» **Instructions for the task**
The answer is the set of lines that include "text", copied from the data below.

» **Materials provided**
======
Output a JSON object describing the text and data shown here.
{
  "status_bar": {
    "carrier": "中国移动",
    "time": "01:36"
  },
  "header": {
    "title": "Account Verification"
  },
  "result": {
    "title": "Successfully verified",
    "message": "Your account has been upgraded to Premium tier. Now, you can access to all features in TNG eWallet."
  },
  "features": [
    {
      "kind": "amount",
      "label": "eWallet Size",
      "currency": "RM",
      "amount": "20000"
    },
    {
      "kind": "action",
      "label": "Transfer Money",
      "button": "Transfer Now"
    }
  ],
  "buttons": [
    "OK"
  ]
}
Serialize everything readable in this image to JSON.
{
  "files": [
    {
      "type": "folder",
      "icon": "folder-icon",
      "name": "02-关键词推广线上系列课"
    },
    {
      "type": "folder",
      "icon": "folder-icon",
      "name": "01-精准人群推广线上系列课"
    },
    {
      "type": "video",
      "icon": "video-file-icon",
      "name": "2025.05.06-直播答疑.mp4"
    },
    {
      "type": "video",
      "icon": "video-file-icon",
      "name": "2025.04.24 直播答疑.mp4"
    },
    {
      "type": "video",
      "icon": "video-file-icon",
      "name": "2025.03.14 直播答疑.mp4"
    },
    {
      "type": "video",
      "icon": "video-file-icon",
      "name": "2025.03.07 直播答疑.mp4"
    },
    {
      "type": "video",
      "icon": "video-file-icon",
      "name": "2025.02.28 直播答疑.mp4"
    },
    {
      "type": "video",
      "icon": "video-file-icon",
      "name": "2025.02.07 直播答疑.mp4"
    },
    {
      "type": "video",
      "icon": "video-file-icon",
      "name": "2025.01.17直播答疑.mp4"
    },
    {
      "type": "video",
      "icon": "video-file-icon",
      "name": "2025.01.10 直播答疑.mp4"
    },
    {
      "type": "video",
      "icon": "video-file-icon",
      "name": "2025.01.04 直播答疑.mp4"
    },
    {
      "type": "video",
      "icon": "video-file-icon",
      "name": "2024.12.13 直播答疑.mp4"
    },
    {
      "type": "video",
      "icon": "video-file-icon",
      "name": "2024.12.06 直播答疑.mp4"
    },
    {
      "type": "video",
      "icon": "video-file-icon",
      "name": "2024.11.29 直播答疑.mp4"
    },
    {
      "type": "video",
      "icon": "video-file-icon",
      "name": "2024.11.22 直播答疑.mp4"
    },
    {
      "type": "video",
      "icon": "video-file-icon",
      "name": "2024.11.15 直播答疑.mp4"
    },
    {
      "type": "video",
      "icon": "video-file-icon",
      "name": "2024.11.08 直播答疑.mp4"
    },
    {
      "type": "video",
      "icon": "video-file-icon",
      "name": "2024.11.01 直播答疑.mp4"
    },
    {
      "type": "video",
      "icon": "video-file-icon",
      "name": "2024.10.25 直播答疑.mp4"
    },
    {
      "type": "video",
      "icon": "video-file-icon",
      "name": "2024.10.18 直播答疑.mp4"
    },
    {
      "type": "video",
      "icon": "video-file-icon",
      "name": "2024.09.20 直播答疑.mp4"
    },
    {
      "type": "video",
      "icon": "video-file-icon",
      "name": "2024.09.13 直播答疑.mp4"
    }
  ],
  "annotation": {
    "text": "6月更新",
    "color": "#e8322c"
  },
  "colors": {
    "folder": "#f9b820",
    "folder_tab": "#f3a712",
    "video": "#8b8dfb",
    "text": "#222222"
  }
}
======
» **Result for this exercise**
Output a JSON object describing the text and data shown here.
    "text": "6月更新",
    "text": "#222222"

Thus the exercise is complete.